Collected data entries
────────────────────
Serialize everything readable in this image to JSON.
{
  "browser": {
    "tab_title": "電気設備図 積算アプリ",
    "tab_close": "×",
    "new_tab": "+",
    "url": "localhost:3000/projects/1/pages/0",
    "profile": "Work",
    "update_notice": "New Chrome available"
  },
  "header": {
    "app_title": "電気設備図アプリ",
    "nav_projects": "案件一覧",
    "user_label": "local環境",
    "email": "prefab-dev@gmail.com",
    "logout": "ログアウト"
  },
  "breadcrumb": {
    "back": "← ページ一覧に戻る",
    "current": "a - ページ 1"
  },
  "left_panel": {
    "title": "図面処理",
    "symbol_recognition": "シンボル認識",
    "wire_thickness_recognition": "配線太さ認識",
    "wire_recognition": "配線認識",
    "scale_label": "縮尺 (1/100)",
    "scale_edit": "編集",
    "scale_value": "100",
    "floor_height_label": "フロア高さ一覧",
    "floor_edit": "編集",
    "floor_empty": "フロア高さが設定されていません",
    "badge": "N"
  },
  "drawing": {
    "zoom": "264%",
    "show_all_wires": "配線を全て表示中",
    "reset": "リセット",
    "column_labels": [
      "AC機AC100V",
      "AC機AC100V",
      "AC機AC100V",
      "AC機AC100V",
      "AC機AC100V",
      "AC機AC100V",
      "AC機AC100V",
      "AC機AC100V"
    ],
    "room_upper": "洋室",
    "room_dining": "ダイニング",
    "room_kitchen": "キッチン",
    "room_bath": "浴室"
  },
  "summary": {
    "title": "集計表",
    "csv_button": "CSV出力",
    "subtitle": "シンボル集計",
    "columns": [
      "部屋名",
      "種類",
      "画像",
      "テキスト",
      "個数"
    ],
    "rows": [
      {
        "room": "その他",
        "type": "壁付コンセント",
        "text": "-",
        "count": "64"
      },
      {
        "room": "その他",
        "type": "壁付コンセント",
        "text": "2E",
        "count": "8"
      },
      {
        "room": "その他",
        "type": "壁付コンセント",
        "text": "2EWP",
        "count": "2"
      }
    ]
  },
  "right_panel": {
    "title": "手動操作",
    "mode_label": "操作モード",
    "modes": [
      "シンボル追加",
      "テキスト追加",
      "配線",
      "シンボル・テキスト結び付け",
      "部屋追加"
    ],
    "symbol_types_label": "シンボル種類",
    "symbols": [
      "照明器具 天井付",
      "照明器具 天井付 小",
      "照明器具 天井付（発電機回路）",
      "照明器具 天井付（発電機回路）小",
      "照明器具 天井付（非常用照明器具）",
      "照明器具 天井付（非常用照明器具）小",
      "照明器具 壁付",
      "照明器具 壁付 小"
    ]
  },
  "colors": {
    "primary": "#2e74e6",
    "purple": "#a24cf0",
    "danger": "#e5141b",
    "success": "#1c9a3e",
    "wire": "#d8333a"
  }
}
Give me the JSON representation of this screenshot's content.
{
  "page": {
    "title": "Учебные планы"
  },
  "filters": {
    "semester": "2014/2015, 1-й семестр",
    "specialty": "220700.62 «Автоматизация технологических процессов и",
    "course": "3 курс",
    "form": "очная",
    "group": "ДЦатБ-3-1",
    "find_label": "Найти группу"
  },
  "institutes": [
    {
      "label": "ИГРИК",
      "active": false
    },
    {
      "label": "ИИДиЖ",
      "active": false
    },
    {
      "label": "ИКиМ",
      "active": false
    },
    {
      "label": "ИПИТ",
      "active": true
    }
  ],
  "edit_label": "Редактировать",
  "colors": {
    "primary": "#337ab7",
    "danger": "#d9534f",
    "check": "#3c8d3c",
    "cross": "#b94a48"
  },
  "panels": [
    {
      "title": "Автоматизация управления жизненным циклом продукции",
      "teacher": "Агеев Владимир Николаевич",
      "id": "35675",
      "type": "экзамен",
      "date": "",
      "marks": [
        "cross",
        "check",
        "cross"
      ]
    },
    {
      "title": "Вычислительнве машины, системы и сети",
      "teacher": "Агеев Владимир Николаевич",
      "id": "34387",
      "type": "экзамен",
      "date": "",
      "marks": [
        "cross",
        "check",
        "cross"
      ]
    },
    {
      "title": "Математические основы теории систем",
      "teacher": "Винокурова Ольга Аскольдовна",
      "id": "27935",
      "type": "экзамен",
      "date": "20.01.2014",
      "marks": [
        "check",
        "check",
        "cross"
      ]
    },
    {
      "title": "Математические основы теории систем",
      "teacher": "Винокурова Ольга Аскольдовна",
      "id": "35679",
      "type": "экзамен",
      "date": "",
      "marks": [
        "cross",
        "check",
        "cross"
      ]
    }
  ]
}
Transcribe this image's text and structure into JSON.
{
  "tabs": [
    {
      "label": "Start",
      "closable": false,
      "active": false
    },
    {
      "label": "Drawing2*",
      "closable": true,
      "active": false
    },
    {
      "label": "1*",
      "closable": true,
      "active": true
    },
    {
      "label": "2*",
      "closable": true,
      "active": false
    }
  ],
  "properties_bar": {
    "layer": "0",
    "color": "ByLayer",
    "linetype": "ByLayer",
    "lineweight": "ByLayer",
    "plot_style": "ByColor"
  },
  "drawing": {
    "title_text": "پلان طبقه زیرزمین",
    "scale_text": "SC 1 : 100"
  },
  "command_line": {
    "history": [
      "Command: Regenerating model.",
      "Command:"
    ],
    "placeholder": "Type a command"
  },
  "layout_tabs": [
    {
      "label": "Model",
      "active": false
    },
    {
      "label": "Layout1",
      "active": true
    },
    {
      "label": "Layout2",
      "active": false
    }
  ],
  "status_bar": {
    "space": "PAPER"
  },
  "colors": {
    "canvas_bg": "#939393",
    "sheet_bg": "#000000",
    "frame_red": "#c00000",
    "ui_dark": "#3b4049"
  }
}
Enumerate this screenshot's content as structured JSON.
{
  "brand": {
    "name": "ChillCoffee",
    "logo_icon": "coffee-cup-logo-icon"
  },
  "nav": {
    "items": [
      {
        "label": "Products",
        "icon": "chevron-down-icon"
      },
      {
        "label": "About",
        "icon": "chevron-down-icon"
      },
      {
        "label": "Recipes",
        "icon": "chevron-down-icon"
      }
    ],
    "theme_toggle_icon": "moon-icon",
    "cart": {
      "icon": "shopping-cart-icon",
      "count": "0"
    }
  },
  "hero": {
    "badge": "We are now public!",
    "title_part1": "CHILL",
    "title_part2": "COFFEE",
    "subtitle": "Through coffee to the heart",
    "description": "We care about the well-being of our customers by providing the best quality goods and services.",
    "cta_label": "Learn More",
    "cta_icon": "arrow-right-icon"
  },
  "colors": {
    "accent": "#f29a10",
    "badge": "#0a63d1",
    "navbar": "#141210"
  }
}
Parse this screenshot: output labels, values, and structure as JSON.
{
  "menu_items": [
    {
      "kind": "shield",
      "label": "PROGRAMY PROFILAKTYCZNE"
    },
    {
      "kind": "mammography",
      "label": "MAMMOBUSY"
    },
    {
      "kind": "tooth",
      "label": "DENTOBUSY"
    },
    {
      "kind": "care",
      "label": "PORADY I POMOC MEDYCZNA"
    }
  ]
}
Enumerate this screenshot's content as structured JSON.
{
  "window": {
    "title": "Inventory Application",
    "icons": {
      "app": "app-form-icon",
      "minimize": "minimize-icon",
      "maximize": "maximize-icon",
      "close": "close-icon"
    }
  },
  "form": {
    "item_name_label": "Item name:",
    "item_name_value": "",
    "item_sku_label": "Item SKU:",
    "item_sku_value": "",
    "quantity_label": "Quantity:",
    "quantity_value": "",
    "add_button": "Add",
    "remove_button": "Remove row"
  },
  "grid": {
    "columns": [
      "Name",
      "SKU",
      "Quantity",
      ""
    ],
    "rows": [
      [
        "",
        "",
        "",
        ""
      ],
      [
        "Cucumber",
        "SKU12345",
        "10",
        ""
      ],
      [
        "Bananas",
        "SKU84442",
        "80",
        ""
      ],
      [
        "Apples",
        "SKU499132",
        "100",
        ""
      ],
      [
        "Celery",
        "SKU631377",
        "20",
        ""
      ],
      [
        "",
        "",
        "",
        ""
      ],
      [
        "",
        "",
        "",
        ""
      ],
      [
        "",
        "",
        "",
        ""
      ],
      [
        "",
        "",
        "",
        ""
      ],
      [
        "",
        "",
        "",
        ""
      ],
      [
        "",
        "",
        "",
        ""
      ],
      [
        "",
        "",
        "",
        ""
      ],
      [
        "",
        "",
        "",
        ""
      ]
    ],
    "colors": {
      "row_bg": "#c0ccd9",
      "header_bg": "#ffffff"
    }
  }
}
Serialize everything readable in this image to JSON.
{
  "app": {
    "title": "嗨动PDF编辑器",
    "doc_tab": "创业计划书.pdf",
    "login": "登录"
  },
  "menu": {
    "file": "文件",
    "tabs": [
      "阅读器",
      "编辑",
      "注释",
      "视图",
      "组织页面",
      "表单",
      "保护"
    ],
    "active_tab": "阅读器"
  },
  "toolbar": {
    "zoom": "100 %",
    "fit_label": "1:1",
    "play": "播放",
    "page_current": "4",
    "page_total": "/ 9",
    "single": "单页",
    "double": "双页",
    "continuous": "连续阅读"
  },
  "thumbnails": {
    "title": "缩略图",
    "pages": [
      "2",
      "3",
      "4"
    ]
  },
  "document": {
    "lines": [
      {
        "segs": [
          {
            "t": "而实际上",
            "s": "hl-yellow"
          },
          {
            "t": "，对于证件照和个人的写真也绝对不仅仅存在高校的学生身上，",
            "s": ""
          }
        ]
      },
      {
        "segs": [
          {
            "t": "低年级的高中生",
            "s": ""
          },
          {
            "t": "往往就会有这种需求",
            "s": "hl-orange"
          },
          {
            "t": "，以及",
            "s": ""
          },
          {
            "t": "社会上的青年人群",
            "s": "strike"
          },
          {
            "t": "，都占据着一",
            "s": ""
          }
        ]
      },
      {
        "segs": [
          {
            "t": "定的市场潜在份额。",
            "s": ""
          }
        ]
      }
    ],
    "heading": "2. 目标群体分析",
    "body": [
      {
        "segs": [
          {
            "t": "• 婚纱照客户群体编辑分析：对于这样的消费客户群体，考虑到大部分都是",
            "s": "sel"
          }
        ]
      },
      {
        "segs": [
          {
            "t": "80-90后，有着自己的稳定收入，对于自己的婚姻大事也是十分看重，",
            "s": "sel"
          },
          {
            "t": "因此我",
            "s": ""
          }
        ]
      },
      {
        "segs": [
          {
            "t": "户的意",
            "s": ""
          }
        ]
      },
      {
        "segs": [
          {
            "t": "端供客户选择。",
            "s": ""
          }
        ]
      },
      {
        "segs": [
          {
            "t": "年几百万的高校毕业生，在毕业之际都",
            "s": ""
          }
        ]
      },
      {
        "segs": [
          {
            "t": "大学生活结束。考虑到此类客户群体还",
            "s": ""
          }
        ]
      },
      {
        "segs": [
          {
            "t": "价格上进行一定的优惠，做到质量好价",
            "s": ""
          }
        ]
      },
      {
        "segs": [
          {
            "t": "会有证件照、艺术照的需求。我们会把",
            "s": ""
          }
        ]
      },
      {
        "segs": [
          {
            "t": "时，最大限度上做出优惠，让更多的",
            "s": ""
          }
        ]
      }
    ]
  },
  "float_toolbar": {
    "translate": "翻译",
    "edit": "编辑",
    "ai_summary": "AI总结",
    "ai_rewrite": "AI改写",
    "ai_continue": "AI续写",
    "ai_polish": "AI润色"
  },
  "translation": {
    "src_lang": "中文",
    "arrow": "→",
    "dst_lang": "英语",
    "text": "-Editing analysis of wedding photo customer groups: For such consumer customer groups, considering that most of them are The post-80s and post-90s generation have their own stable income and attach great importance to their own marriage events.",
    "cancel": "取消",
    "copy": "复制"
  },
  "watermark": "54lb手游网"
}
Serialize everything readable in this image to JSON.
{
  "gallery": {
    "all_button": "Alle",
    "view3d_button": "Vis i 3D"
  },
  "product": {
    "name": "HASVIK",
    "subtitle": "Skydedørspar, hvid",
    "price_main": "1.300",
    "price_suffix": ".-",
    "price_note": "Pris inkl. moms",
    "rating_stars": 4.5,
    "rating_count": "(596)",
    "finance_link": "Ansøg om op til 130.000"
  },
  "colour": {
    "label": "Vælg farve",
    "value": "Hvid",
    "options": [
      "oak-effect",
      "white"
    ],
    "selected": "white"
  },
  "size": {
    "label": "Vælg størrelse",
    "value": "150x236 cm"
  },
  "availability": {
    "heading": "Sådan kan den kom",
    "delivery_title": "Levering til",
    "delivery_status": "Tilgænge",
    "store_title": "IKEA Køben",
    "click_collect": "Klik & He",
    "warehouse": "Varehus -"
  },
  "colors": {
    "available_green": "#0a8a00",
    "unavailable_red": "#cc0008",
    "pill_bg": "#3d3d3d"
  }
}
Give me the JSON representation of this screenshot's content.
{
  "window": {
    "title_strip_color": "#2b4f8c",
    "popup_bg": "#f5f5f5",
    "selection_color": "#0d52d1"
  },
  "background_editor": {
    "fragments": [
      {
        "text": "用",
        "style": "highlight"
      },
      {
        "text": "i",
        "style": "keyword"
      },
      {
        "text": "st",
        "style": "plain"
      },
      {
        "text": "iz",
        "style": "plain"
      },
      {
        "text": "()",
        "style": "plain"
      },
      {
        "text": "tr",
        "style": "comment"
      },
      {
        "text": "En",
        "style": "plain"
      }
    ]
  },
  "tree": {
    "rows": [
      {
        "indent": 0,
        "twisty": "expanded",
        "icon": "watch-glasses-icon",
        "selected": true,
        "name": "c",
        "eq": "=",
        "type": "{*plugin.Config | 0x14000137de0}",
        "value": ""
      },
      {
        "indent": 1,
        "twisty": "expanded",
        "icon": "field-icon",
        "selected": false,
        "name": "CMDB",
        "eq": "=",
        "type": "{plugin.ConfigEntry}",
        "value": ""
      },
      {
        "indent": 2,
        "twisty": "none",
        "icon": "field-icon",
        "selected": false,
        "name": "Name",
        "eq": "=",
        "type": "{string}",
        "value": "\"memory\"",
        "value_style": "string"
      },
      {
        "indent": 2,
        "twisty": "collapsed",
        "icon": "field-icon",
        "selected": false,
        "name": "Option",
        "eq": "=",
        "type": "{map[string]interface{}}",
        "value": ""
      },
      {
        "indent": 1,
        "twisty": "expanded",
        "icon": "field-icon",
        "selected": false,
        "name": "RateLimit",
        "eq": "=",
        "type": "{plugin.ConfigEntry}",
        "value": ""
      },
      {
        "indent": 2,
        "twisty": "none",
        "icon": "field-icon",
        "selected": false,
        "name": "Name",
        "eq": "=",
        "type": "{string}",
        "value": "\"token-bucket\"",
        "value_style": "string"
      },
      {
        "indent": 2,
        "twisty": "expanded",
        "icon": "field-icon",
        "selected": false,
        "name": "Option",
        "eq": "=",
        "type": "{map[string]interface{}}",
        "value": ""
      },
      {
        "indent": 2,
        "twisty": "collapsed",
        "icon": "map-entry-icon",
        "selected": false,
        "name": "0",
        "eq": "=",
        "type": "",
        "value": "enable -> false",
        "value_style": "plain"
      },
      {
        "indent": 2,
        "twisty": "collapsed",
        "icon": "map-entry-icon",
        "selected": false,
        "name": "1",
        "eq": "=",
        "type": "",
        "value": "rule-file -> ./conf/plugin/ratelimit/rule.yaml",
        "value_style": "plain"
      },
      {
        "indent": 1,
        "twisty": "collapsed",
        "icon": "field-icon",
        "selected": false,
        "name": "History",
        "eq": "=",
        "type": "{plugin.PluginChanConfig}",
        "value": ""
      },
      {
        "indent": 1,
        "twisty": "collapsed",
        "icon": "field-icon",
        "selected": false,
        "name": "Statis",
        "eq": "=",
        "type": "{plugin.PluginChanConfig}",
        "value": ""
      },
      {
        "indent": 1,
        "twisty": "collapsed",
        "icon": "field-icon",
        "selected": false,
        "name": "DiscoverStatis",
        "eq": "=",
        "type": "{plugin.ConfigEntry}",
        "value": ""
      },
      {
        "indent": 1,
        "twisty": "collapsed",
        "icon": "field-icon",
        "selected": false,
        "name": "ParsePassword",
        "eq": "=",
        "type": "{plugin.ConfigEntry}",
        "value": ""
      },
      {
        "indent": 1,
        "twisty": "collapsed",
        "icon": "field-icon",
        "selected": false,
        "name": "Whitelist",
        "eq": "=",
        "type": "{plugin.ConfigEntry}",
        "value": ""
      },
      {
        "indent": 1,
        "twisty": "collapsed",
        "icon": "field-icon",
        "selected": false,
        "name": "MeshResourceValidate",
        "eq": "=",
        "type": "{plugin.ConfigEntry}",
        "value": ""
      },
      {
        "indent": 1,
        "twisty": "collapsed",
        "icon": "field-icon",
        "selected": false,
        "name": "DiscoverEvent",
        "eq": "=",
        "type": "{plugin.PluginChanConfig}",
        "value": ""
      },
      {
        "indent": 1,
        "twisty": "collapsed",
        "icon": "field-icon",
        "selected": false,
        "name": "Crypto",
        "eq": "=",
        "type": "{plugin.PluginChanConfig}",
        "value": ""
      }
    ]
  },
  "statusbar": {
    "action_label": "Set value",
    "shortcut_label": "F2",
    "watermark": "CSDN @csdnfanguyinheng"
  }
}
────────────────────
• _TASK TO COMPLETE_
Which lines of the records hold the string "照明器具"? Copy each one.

• _TASK RESPONSE_
      "照明器具 天井付",
      "照明器具 天井付 小",
      "照明器具 天井付（発電機回路）",
      "照明器具 天井付（発電機回路）小",
      "照明器具 天井付（非常用照明器具）",
      "照明器具 天井付（非常用照明器具）小",
      "照明器具 壁付",
      "照明器具 壁付 小"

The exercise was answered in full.